» Exercise prompt
Print the entries exactly; skip the pictures.
[[ Source material open ]]
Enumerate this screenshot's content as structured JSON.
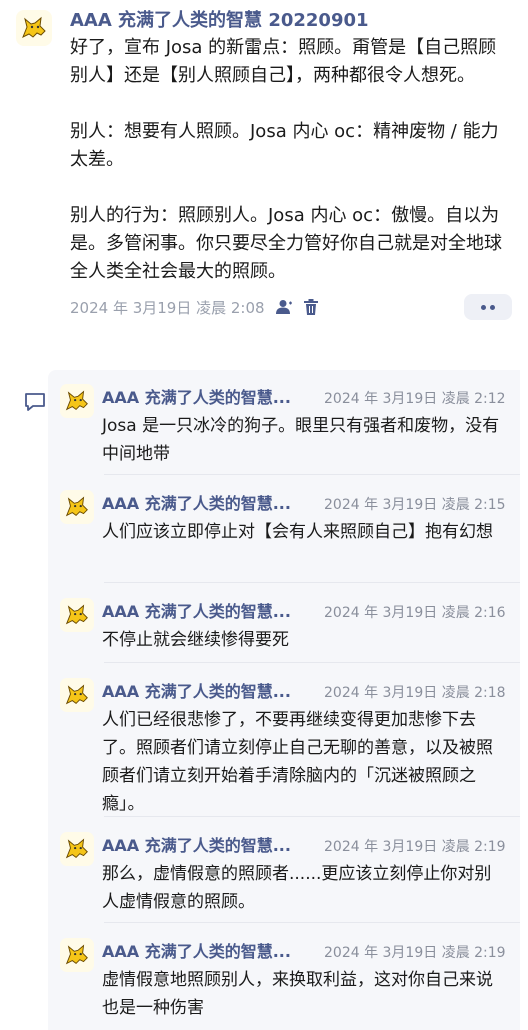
{
  "post": {
    "author": "AAA 充满了人类的智慧 20220901",
    "paragraphs": [
      "好了，宣布 Josa 的新雷点：照顾。甭管是【自己照顾别人】还是【别人照顾自己】，两种都很令人想死。",
      "别人：想要有人照顾。Josa 内心 oc：精神废物 / 能力太差。",
      "别人的行为：照顾别人。Josa 内心 oc：傲慢。自以为是。多管闲事。你只要尽全力管好你自己就是对全地球全人类全社会最大的照顾。"
    ],
    "timestamp": "2024 年 3月19日 凌晨 2:08"
  },
  "replies": [
    {
      "author": "AAA 充满了人类的智慧...",
      "time": "2024 年 3月19日 凌晨 2:12",
      "text": "Josa 是一只冰冷的狗子。眼里只有强者和废物，没有中间地带"
    },
    {
      "author": "AAA 充满了人类的智慧...",
      "time": "2024 年 3月19日 凌晨 2:15",
      "text": "人们应该立即停止对【会有人来照顾自己】抱有幻想"
    },
    {
      "author": "AAA 充满了人类的智慧...",
      "time": "2024 年 3月19日 凌晨 2:16",
      "text": "不停止就会继续惨得要死"
    },
    {
      "author": "AAA 充满了人类的智慧...",
      "time": "2024 年 3月19日 凌晨 2:18",
      "text": "人们已经很悲惨了，不要再继续变得更加悲惨下去了。照顾者们请立刻停止自己无聊的善意，以及被照顾者们请立刻开始着手清除脑内的「沉迷被照顾之瘾」。"
    },
    {
      "author": "AAA 充满了人类的智慧...",
      "time": "2024 年 3月19日 凌晨 2:19",
      "text": "那么，虚情假意的照顾者......更应该立刻停止你对别人虚情假意的照顾。"
    },
    {
      "author": "AAA 充满了人类的智慧...",
      "time": "2024 年 3月19日 凌晨 2:19",
      "text": "虚情假意地照顾别人，来换取利益，这对你自己来说也是一种伤害"
    }
  ],
  "icons": {
    "avatar": "yellow-cat-icon",
    "author_icon": "person-icon",
    "delete": "trash-icon",
    "more": "more-dots-icon",
    "comment": "comment-icon"
  },
  "colors": {
    "link": "#4a5a8c",
    "meta": "#9aa0ad",
    "thread_bg": "#f6f7fa"
  }
}
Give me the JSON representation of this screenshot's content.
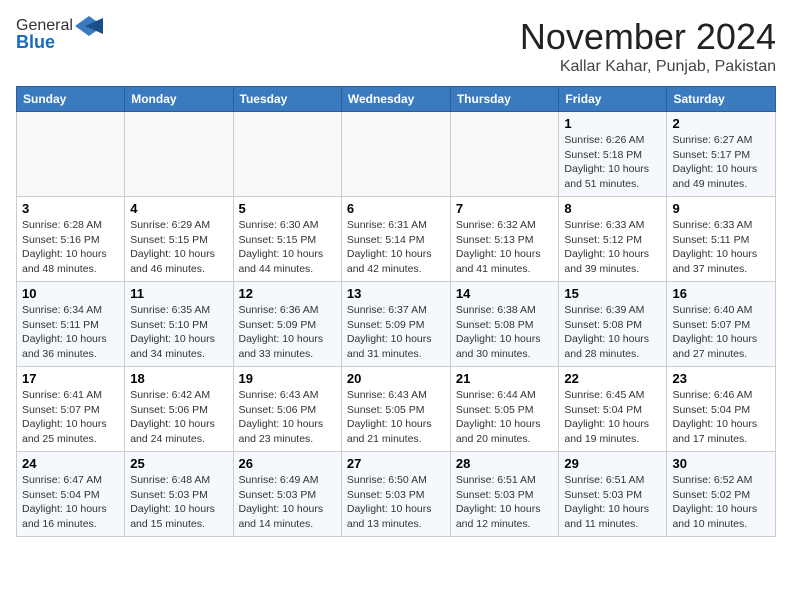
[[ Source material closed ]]
» Completed exercise
Enumerate this screenshot's content as structured JSON.
{
  "post": {
    "author": "AAA 充满了人类的智慧 20220901",
    "paragraphs": [
      "好了，宣布 Josa 的新雷点：照顾。甭管是【自己照顾别人】还是【别人照顾自己】，两种都很令人想死。",
      "别人：想要有人照顾。Josa 内心 oc：精神废物 / 能力太差。",
      "别人的行为：照顾别人。Josa 内心 oc：傲慢。自以为是。多管闲事。你只要尽全力管好你自己就是对全地球全人类全社会最大的照顾。"
    ],
    "timestamp": "2024 年 3月19日 凌晨 2:08"
  },
  "replies": [
    {
      "author": "AAA 充满了人类的智慧...",
      "time": "2024 年 3月19日 凌晨 2:12",
      "text": "Josa 是一只冰冷的狗子。眼里只有强者和废物，没有中间地带"
    },
    {
      "author": "AAA 充满了人类的智慧...",
      "time": "2024 年 3月19日 凌晨 2:15",
      "text": "人们应该立即停止对【会有人来照顾自己】抱有幻想"
    },
    {
      "author": "AAA 充满了人类的智慧...",
      "time": "2024 年 3月19日 凌晨 2:16",
      "text": "不停止就会继续惨得要死"
    },
    {
      "author": "AAA 充满了人类的智慧...",
      "time": "2024 年 3月19日 凌晨 2:18",
      "text": "人们已经很悲惨了，不要再继续变得更加悲惨下去了。照顾者们请立刻停止自己无聊的善意，以及被照顾者们请立刻开始着手清除脑内的「沉迷被照顾之瘾」。"
    },
    {
      "author": "AAA 充满了人类的智慧...",
      "time": "2024 年 3月19日 凌晨 2:19",
      "text": "那么，虚情假意的照顾者......更应该立刻停止你对别人虚情假意的照顾。"
    },
    {
      "author": "AAA 充满了人类的智慧...",
      "time": "2024 年 3月19日 凌晨 2:19",
      "text": "虚情假意地照顾别人，来换取利益，这对你自己来说也是一种伤害"
    }
  ],
  "icons": {
    "avatar": "yellow-cat-icon",
    "author_icon": "person-icon",
    "delete": "trash-icon",
    "more": "more-dots-icon",
    "comment": "comment-icon"
  },
  "colors": {
    "link": "#4a5a8c",
    "meta": "#9aa0ad",
    "thread_bg": "#f6f7fa"
  }
}
Give me the JSON representation of this screenshot's content.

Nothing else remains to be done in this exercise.